Healthy Relationships: Little Things Mean a Lot
Here's our relationship advice:
- Don't take the "little things" for granted. In the early stages of a healthy relationship, every thoughtful gesture or attentive act, however small, is appreciated and acknowledged. But after five or 10 or 15 years of wedded bliss, and in the midst of the pressures and chaos of child-reading, partners tend to become "invisible" to each other.
- Small acts of caring— making the coffee, keeping the kids quiet so she can work, putting up shelves in the closet, buying his favorite soft drink— still take place every day, but they may not even generate a "thank you" as they did years before.
- It's your job to not become invisible, just as much as it's your partner's job to notice. Make a pleasant side-comment to things you do; maybe he'll take more notice: "Here's your coffee. I made it just so I could give you a kiss when I delivered it," or, "I like doing things for you," can make all the difference. And return the favor, too: If he does something nice for you, make the "Thank you" memorable.
- Realize that not all problems or complaints are your responsibility to solve, You're checking your emails and hubby comes up behind you and places his hand on your shoulder. He asks, "What're you doing?" You mumble an answer; he leaves. He probably isn't even annoyed, but you missed an opportunity to "complete the circuit." Imagine if you had taken his hand and rubbed it while you told him you were catching up on emails. Completing the circuit is a way to make small encounters more electric and bland moments more flavorful. And it takes just a few seconds more.
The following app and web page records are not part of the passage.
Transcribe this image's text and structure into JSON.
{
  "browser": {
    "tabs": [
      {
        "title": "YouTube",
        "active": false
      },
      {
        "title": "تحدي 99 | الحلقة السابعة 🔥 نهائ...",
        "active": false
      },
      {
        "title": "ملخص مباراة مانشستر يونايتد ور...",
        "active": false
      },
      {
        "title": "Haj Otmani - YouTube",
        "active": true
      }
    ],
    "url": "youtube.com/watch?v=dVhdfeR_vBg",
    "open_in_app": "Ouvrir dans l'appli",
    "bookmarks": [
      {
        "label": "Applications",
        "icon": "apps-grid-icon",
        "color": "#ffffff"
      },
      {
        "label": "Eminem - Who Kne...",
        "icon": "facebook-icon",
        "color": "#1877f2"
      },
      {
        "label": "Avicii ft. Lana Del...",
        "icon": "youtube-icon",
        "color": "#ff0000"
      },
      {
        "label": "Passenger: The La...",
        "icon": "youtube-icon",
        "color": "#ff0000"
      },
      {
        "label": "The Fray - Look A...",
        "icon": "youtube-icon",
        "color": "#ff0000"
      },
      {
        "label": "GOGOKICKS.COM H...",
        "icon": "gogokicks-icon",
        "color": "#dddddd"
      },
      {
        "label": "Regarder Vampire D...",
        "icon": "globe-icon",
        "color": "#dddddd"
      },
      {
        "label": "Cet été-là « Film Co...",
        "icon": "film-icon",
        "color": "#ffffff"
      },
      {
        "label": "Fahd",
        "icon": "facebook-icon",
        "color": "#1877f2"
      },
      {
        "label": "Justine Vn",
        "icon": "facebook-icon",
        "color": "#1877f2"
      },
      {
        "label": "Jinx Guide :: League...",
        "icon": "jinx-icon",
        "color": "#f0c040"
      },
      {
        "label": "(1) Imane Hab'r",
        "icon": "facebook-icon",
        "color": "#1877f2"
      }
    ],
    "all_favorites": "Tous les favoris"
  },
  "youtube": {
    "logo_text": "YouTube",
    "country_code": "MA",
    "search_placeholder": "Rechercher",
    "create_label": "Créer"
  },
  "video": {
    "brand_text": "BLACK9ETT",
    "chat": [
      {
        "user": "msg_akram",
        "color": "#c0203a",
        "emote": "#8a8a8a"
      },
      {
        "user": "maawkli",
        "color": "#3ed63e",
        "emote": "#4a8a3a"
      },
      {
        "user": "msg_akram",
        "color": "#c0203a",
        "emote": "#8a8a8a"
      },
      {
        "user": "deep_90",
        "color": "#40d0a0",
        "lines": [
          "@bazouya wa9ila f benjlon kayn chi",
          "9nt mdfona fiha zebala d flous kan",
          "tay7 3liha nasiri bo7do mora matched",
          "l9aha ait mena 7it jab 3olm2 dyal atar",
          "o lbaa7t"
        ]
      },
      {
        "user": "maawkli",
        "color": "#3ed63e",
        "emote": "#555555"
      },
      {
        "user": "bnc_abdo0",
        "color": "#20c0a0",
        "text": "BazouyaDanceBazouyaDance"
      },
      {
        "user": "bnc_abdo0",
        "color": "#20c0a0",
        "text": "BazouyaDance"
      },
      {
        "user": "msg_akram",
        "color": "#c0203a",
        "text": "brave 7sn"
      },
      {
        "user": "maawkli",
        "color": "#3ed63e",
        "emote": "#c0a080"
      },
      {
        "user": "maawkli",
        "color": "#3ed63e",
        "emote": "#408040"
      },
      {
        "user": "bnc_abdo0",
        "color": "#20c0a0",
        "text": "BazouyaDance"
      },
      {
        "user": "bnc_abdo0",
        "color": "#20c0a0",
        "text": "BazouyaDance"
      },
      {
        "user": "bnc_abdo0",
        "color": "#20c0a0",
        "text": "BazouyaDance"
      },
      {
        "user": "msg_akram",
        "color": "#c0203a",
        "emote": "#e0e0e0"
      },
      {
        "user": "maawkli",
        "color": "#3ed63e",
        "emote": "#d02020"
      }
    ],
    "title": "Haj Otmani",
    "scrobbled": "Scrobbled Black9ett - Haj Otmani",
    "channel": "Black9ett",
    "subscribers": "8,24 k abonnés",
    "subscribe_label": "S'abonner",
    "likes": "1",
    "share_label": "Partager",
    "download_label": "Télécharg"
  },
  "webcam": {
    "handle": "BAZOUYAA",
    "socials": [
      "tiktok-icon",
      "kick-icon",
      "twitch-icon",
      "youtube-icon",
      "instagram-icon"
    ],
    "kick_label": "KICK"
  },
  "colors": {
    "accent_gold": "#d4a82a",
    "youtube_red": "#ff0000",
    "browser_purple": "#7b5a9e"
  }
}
- Reduce how often you say: "Not now, I'm busy;" "Maybe later;" "I don't care;" and "Do we have to?" There is nothing wrong with those comments per se. But when they appear too often, they can be warning signs of missed opportunities, and both parents can develop a kind of lethargy.
- Smile more and show more affection. Couples in a rut don't smile that often. Smiling is one of those magical acts that actually makes the person doing it feel better— even when there is little to feel happy about— and works wonders with the person on the receiving end. A smile from your spouse can make you feel suddenly attractive, desired and appreciated. It's a pretty big payoff for such a small gesture. A healthy relationship just takes some attention.